◆ WHAT TO DO:
Should the word "County" occur in a line of the records, copy that line.

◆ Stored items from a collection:
○ ○ ○ ○
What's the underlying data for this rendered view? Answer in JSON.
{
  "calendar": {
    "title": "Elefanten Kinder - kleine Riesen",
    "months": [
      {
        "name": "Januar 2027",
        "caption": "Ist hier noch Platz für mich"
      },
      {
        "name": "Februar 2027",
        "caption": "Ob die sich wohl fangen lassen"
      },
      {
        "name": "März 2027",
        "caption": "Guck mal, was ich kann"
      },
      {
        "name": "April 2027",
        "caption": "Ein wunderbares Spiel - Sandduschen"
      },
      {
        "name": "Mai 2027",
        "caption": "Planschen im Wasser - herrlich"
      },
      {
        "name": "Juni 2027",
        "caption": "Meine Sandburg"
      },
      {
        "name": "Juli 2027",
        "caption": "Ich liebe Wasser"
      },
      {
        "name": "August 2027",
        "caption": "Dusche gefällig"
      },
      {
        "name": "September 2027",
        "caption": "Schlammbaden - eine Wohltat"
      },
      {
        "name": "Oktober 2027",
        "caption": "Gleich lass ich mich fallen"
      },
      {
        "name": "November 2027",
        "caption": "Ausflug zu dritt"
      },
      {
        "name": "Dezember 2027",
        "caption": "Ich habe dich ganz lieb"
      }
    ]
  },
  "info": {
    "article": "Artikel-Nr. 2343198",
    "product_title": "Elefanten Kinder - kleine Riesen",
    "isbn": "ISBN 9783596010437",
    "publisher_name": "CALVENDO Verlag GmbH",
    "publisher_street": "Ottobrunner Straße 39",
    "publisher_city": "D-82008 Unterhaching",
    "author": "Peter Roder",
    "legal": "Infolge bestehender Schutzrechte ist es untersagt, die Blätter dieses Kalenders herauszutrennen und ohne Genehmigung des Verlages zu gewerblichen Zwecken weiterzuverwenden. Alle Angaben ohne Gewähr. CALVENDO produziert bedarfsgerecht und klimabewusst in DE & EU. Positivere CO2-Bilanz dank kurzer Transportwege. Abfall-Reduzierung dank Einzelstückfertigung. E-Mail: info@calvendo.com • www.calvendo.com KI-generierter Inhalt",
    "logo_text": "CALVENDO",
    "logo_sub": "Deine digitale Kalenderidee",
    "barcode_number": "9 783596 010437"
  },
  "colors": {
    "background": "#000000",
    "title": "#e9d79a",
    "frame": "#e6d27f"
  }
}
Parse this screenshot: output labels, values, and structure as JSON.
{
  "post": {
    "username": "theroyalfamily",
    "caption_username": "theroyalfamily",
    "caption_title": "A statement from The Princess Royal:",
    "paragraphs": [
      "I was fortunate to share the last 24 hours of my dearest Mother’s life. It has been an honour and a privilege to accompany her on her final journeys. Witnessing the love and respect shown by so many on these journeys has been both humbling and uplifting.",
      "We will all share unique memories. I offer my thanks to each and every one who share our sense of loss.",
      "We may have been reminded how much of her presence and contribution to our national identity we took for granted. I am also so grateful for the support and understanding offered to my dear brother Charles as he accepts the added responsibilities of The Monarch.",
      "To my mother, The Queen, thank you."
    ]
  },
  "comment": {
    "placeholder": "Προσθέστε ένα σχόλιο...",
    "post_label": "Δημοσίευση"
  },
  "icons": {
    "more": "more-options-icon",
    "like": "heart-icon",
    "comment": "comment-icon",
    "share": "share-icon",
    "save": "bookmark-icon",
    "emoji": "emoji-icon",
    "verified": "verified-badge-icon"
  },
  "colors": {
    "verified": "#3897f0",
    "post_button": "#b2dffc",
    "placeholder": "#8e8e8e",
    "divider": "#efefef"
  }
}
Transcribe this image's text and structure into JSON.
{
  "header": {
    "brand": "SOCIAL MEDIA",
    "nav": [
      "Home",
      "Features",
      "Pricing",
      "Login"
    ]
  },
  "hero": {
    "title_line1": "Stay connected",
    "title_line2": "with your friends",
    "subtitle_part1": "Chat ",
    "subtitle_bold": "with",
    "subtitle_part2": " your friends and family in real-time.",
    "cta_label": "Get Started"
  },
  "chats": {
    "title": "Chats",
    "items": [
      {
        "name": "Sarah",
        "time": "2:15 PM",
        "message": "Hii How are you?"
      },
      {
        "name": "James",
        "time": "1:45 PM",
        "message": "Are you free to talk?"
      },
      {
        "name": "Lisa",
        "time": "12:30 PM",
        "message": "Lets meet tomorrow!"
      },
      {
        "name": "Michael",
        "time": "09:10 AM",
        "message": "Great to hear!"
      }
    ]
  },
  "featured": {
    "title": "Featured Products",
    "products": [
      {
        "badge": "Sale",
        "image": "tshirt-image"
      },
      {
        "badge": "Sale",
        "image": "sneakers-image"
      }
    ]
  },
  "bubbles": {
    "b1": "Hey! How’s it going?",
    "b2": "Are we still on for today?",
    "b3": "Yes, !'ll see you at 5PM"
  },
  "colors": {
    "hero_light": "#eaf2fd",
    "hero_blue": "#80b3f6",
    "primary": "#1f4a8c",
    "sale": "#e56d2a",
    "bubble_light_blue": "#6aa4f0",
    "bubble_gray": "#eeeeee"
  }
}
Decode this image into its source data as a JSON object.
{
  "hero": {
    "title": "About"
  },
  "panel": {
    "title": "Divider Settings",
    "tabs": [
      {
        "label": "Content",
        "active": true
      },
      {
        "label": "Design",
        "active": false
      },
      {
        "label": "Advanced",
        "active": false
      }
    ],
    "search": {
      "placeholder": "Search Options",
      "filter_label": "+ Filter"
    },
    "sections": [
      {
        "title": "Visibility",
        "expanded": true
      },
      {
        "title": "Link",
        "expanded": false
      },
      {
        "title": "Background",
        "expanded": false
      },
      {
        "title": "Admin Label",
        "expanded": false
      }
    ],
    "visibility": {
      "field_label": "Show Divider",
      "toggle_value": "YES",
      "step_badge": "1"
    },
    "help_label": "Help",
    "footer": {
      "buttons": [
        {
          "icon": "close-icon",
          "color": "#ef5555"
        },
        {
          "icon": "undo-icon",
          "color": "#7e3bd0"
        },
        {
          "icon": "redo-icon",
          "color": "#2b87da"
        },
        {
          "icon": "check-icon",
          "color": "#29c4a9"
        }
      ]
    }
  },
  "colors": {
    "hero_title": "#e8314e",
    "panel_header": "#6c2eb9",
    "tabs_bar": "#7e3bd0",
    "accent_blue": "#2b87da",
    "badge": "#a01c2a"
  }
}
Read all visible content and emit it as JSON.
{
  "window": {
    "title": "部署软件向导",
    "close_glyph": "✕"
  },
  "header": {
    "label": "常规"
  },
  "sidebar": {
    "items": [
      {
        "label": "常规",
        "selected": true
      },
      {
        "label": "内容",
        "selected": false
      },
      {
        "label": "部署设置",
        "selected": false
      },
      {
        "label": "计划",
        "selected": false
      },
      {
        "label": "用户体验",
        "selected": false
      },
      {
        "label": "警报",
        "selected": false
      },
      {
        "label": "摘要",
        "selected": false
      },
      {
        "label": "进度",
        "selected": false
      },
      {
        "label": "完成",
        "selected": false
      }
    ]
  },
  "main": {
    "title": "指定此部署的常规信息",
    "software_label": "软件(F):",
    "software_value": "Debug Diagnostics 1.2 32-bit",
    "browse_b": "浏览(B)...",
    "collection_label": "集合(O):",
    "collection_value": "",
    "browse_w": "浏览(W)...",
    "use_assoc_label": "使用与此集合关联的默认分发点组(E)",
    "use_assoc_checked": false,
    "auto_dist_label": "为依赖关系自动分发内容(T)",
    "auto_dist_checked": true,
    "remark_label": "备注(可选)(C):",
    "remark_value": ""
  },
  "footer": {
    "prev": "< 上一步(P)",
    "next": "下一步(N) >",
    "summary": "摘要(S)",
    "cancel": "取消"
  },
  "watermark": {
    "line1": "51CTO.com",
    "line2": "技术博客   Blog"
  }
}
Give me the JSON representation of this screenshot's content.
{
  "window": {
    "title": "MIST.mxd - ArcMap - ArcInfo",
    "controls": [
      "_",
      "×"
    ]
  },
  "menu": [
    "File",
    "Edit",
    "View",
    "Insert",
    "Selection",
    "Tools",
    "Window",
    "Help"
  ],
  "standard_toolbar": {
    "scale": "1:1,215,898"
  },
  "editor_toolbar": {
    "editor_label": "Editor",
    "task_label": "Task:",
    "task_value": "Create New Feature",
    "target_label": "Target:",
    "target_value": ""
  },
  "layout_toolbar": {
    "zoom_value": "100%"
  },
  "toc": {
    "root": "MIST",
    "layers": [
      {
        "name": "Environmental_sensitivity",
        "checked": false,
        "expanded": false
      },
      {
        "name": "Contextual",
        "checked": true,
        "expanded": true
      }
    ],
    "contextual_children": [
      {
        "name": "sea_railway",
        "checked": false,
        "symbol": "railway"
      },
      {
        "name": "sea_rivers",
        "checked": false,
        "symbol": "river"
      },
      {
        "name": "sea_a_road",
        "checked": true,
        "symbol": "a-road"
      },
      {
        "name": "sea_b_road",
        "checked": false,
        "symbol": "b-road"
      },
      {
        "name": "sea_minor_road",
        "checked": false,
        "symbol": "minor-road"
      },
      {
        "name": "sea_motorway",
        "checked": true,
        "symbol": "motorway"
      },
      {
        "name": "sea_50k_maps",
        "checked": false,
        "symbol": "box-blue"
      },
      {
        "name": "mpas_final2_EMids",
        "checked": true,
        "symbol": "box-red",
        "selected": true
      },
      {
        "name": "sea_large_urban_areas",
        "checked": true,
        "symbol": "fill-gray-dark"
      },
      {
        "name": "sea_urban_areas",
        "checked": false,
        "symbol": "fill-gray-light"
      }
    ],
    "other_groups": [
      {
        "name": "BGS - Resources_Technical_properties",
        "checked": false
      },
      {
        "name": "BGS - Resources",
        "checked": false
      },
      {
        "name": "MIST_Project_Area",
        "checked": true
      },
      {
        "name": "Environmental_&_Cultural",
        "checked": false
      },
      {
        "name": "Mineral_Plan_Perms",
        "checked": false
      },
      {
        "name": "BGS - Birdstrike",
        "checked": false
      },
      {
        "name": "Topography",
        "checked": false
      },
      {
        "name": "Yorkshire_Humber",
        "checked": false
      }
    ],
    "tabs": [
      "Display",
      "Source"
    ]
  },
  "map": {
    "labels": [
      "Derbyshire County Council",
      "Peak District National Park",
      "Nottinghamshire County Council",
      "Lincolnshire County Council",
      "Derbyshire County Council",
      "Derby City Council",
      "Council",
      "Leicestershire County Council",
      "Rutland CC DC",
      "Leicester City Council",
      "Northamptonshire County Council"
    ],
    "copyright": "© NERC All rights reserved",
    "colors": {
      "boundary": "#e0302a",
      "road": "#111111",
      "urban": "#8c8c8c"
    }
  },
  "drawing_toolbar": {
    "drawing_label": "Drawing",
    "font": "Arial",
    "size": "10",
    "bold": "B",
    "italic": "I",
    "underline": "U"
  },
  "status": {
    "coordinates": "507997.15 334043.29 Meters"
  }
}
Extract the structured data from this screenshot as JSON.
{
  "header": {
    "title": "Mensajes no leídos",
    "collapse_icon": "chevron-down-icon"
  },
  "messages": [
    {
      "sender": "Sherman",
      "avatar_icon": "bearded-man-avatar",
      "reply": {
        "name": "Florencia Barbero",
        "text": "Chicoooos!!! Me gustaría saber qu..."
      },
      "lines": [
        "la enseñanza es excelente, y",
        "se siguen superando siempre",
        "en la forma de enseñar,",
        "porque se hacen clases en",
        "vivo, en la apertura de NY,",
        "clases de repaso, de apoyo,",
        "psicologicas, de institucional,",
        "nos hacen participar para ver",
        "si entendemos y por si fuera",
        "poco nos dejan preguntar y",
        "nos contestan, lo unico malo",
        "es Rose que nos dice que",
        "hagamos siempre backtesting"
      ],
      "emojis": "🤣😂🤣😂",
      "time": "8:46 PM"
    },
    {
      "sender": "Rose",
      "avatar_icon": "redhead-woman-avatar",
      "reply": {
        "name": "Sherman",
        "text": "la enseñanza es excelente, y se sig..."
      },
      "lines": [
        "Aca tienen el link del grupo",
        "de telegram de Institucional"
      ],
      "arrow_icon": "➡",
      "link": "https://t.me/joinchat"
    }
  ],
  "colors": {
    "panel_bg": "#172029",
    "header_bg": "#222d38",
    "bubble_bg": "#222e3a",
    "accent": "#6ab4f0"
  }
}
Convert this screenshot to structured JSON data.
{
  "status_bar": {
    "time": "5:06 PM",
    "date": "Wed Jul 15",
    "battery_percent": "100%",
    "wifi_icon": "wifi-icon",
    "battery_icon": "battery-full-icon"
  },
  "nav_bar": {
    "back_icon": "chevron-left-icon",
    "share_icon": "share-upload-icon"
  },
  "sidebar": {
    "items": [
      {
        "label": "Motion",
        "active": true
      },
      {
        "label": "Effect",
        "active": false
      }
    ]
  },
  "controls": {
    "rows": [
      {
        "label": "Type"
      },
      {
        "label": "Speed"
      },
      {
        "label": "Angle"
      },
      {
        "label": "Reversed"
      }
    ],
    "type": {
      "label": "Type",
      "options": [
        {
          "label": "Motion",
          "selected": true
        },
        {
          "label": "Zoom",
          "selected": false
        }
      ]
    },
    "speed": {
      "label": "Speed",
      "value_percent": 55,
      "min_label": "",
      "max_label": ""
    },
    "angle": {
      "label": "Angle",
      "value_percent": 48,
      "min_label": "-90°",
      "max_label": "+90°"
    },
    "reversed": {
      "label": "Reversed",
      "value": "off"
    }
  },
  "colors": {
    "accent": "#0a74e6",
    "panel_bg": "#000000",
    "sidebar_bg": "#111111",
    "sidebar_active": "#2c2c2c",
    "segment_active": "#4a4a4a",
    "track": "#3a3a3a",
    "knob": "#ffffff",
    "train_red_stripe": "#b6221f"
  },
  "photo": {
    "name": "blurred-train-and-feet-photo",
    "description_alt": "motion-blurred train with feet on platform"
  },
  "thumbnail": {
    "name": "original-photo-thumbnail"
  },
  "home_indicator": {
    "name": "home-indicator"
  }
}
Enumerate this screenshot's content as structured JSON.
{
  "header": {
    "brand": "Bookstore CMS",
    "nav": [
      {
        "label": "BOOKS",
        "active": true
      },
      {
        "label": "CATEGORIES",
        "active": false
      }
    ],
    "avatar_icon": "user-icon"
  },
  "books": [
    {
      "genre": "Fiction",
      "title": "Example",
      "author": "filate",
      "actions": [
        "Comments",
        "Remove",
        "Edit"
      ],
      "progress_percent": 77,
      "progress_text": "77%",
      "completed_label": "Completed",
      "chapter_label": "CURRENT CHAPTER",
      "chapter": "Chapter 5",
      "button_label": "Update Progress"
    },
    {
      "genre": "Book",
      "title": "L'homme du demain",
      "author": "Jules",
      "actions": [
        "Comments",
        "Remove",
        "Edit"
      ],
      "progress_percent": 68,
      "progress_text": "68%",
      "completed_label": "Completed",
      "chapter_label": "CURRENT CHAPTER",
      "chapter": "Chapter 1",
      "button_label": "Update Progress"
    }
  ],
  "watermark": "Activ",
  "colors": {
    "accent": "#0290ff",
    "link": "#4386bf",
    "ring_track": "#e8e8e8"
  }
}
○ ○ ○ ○
◆ WRITTEN RESPONSE:
      "Derbyshire County Council",
      "Nottinghamshire County Council",
      "Lincolnshire County Council",
      "Derbyshire County Council",
      "Leicestershire County Council",
      "Northamptonshire County Council"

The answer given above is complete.